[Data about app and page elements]
_ _ _ _
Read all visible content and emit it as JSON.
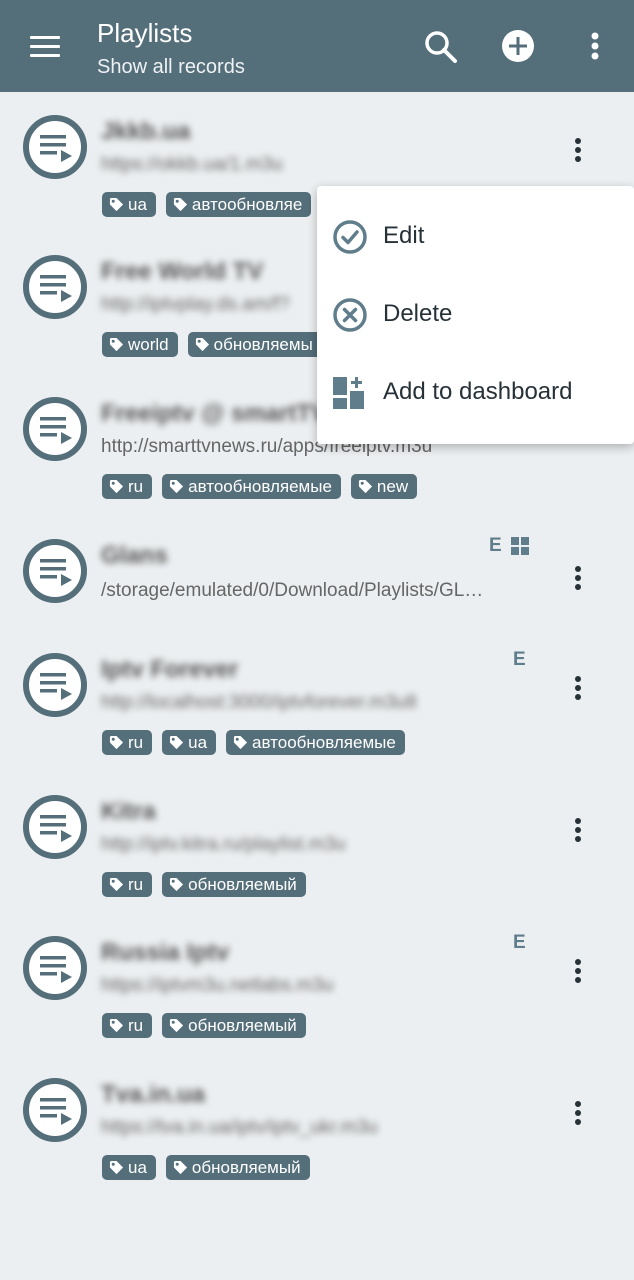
{
  "appbar": {
    "title": "Playlists",
    "subtitle": "Show all records",
    "icons": [
      "menu-icon",
      "search-icon",
      "add-circle-icon",
      "more-vert-icon"
    ]
  },
  "colors": {
    "appbar": "#546e7a",
    "background": "#eceff1",
    "tag": "#546e7a",
    "icon": "#607d8b"
  },
  "rows": [
    {
      "name": "Jkkb.ua",
      "url": "https://okkb.ua/1.m3u",
      "tags": [
        "ua",
        "автообновляе"
      ],
      "flags": ""
    },
    {
      "name": "Free World TV",
      "url": "http://iptvplay.ds.am/f?",
      "tags": [
        "world",
        "обновляемы"
      ],
      "flags": ""
    },
    {
      "name": "Freeiptv @ smartTV",
      "url": "http://smarttvnews.ru/apps/freeiptv.m3u",
      "tags": [
        "ru",
        "автообновляемые",
        "new"
      ],
      "flags": ""
    },
    {
      "name": "Glans",
      "url": "/storage/emulated/0/Download/Playlists/GL…",
      "tags": [],
      "flags": "E"
    },
    {
      "name": "Iptv Forever",
      "url": "http://localhost:3000/iptvforever.m3u8",
      "tags": [
        "ru",
        "ua",
        "автообновляемые"
      ],
      "flags": "E"
    },
    {
      "name": "Kitra",
      "url": "http://iptv.kitra.ru/playlist.m3u",
      "tags": [
        "ru",
        "обновляемый"
      ],
      "flags": ""
    },
    {
      "name": "Russia Iptv",
      "url": "https://iptvm3u.netlabs.m3u",
      "tags": [
        "ru",
        "обновляемый"
      ],
      "flags": "E"
    },
    {
      "name": "Tva.in.ua",
      "url": "https://tva.in.ua/iptv/iptv_ukr.m3u",
      "tags": [
        "ua",
        "обновляемый"
      ],
      "flags": ""
    }
  ],
  "context_menu": {
    "items": [
      {
        "label": "Edit",
        "icon": "check-circle-icon"
      },
      {
        "label": "Delete",
        "icon": "cancel-circle-icon"
      },
      {
        "label": "Add to dashboard",
        "icon": "dashboard-add-icon"
      }
    ]
  }
}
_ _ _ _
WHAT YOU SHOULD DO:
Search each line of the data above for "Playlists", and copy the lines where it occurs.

RESULT:
    "title": "Playlists",
      "url": "/storage/emulated/0/Download/Playlists/GL…",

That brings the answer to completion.